Note you can select to send to either the @free.kindle.com or @kindle.com variations. ‘@free.kindle.com’ emails are free but can only be sent to your device when it is connected to wi-fi. ‘@kindle.com’ emails can be delivered even when you are not connected to wi-fi, but note that service fees apply.

Find out more about the Kindle Personal Document Service.

Priming and cued recall in elderly, alcohol intoxicated and sleep deprived subjects: a case of functionally similar memory deficits
Available formats
×

Send article to Dropbox

To send this article to your Dropbox account, please select one or more formats and confirm that you agree to abide by our usage policies. If this is the first time you use this feature, you will be asked to authorise Cambridge Core to connect with your <service> account. Find out more about sending content to Dropbox.

Priming and cued recall in elderly, alcohol intoxicated and sleep deprived subjects: a case of functionally similar memory deficits
Available formats
×

Send article to Google Drive

To send this article to your Google Drive account, please select one or more formats and confirm that you agree to abide by our usage policies. If this is the first time you use this feature, you will be asked to authorise Cambridge Core to connect with your <service> account.
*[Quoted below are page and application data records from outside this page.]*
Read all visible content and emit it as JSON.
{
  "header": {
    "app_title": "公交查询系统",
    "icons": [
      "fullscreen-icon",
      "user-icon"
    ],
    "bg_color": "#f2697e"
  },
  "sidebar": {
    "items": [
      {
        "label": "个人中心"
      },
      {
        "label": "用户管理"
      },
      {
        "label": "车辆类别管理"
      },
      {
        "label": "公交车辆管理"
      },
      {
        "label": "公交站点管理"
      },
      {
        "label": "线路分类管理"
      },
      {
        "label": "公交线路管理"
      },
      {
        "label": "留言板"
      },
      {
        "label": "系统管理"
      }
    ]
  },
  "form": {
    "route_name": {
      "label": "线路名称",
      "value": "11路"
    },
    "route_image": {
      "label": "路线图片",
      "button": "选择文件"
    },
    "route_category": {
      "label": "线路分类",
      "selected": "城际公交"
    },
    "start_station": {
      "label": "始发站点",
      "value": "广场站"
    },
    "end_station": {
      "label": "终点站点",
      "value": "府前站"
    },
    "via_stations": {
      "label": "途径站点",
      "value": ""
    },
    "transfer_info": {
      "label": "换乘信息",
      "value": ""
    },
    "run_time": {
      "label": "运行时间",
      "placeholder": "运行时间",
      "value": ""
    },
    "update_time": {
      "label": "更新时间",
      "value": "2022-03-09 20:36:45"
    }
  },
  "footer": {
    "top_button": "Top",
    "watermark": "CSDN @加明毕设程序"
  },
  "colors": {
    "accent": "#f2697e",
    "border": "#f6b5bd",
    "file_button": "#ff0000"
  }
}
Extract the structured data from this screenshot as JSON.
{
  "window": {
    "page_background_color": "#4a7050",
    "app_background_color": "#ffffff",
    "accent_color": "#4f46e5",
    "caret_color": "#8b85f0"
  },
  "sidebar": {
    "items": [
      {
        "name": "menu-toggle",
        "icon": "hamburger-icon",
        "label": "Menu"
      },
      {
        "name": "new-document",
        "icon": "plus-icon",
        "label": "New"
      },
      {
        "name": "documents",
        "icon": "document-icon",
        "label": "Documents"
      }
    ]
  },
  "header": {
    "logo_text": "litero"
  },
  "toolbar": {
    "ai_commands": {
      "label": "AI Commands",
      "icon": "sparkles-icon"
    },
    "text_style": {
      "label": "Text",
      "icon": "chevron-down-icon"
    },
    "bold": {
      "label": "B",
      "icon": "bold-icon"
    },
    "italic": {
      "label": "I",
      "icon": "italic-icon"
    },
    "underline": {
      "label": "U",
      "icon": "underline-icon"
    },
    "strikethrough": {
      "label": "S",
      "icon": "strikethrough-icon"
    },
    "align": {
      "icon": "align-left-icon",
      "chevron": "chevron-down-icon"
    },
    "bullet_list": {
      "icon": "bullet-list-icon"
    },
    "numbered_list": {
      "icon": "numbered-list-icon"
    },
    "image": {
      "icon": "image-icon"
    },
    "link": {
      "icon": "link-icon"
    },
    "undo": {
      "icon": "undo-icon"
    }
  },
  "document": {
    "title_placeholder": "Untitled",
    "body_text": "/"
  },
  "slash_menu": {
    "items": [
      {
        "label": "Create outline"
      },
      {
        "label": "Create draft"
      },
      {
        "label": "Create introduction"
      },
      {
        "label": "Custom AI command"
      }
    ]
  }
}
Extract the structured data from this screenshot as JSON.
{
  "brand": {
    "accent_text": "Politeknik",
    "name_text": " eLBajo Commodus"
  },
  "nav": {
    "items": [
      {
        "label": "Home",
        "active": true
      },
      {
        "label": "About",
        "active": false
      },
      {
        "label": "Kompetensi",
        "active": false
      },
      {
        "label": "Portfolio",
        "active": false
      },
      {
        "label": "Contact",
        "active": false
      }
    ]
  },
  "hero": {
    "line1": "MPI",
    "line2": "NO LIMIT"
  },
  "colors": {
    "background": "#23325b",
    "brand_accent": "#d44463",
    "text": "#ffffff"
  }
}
Find out more about sending content to Google Drive.

Priming and cued recall in elderly, alcohol intoxicated and sleep deprived subjects: a case of functionally similar memory deficits
Available formats
×
×

Reply to: Submit a response

Please enter your response.

Your details

Please enter a valid email address.

Conflicting interests

Do you have any conflicting interests? *